Sunday’s whirlwind tour

In the span of a day, Miguel took us to more places in the Miami area than I had ever visited in my 18 years living in Florida. We started the day in Little Havana and Calle Ocho. We ate at the famous Versailles and I tried my first Cuban cafecito. Speaking Spanish to the waitress reminded me of how much I miss using my Spanish while at Duke. I enjoy taking German classes at Duke, but I miss regularly speaking Spanish. We also took pictures in front of the Wynwood Walls and visited an artist’s studio in Little Haiti. In the afternoon, we passed through Overtown as well. Before Sunday, I did not know that Overtown existed.

At night, we spent time at North Beach watching the waves. Some of the group members built a sand castle and others were excited about the palm trees. This reminded me of my similar fascination with the snow in Durham. This year I experienced my first snow day, and I was eager to build a snowman and take pictures of the Duke Chapel covered in snow.  That helped me understanding some of the group members’ reactions to a setting that is very familiar to me.

Notes about Miami

I had heard Miami dubbed as “the capital of Latin America”, and I had focused on the Latinx population present in the city. After going to Little Haiti, I saw there is a larger Haitian community than I had anticipated. In the Dade Legal Aid office and on the Metro, I noticed that the use of Creole is widespread as well. I had thought of Miami as a Spanish-speaking city that also uses English. However, without Creole, one misses out on reaching a significant part of the population.

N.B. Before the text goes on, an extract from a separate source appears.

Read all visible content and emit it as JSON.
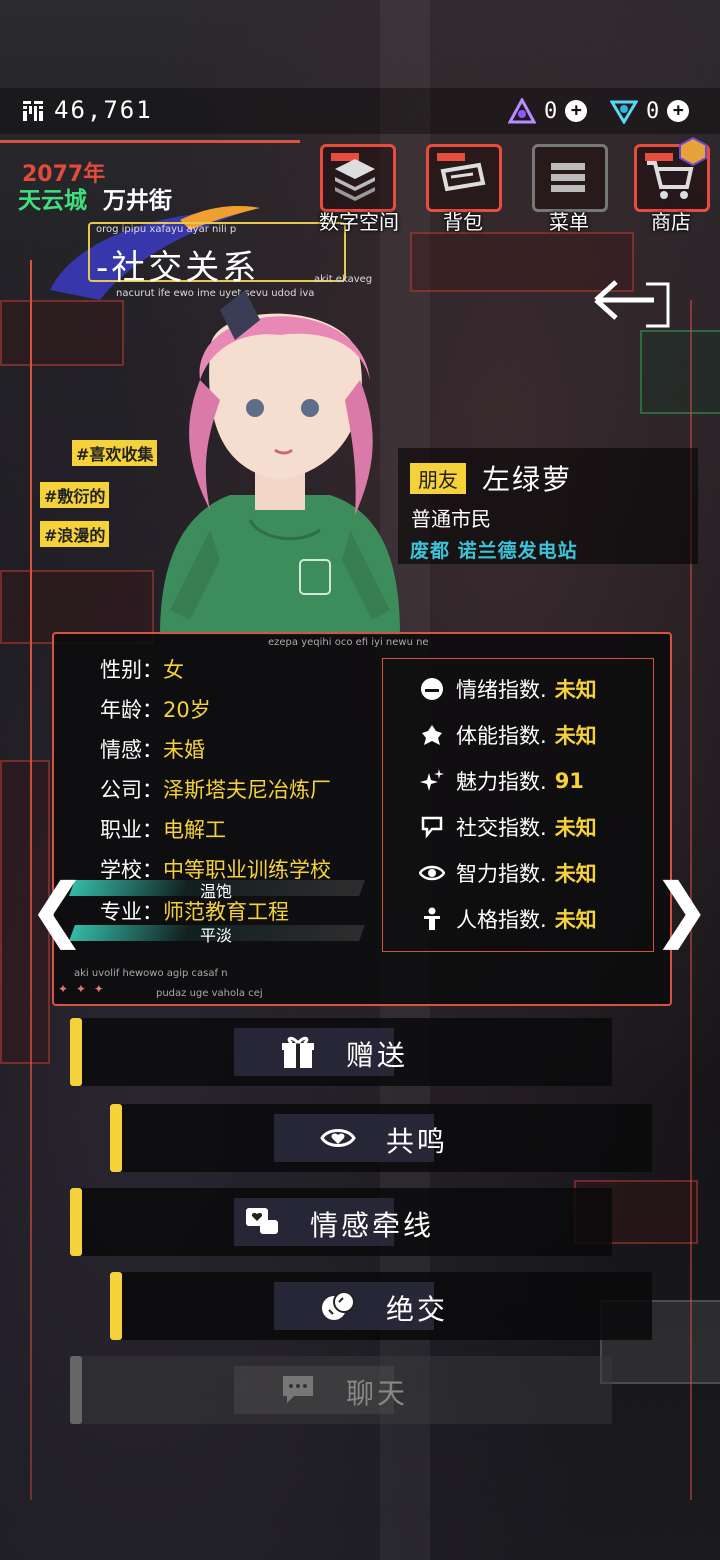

Additionally, I had previously experienced the city as a driver. The traffic and driving in Miami would stress me out and would undeniably negatively affect my visits to Miami. Now I travel mostly via the Metro and walking. It is a more environmentally friendly option, I am not as worried about getting lost, and I do not worry about the traffic. The Metro has made the city more accessible and has made my experiences more enjoyable so far.

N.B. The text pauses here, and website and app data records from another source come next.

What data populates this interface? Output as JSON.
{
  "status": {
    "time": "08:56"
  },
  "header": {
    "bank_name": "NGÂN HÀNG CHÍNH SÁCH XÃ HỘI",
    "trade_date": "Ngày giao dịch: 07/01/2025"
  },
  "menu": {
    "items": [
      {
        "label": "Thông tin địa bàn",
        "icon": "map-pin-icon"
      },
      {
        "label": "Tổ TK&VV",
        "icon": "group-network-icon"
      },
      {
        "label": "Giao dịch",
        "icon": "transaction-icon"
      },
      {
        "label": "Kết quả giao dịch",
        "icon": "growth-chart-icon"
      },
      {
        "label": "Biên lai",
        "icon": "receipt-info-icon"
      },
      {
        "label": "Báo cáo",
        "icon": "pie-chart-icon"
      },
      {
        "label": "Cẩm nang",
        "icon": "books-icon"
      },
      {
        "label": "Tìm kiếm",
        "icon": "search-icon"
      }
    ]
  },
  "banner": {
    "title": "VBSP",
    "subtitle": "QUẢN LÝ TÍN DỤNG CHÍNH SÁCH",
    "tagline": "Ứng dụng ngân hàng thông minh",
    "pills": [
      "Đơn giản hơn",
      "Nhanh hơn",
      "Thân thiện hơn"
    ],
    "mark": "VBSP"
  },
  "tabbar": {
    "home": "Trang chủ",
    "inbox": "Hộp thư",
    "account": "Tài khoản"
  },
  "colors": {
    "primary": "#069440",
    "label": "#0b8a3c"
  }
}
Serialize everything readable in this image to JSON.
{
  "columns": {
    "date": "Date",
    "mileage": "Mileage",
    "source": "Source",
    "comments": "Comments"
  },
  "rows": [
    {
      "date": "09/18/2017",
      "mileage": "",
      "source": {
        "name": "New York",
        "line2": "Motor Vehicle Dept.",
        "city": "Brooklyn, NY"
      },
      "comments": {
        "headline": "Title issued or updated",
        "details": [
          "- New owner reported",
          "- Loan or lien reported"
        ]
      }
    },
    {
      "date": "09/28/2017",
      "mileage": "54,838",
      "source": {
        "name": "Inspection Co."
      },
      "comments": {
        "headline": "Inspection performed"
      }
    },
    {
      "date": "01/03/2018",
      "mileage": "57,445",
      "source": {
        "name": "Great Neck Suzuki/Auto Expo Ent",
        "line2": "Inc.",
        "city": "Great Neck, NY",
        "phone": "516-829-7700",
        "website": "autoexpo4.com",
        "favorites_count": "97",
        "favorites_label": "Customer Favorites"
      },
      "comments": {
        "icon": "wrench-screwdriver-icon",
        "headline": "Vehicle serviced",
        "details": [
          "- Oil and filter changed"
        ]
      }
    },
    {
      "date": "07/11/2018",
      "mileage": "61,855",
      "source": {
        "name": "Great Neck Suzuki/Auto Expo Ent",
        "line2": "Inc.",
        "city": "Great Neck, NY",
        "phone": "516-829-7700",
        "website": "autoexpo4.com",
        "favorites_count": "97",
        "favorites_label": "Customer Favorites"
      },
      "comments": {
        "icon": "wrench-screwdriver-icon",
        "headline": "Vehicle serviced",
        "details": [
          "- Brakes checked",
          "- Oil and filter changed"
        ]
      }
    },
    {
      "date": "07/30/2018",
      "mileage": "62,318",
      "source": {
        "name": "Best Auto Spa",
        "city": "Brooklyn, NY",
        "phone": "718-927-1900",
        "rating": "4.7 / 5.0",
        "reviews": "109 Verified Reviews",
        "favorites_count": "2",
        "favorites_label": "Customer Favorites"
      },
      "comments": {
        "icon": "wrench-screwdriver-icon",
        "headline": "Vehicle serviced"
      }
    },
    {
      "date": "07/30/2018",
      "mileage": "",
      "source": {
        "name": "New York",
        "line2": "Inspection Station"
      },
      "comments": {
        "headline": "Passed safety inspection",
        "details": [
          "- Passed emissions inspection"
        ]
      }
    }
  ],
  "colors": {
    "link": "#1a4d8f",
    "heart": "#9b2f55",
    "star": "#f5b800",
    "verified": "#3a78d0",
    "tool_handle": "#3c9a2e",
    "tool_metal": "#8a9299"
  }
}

It was easier for me to pay attention to what is familiar to me, like the Latinx population and Spanish. Already this program is helping me step out of my comfort zone and gain a more comprehensive picture of the city.


-Paula Moreno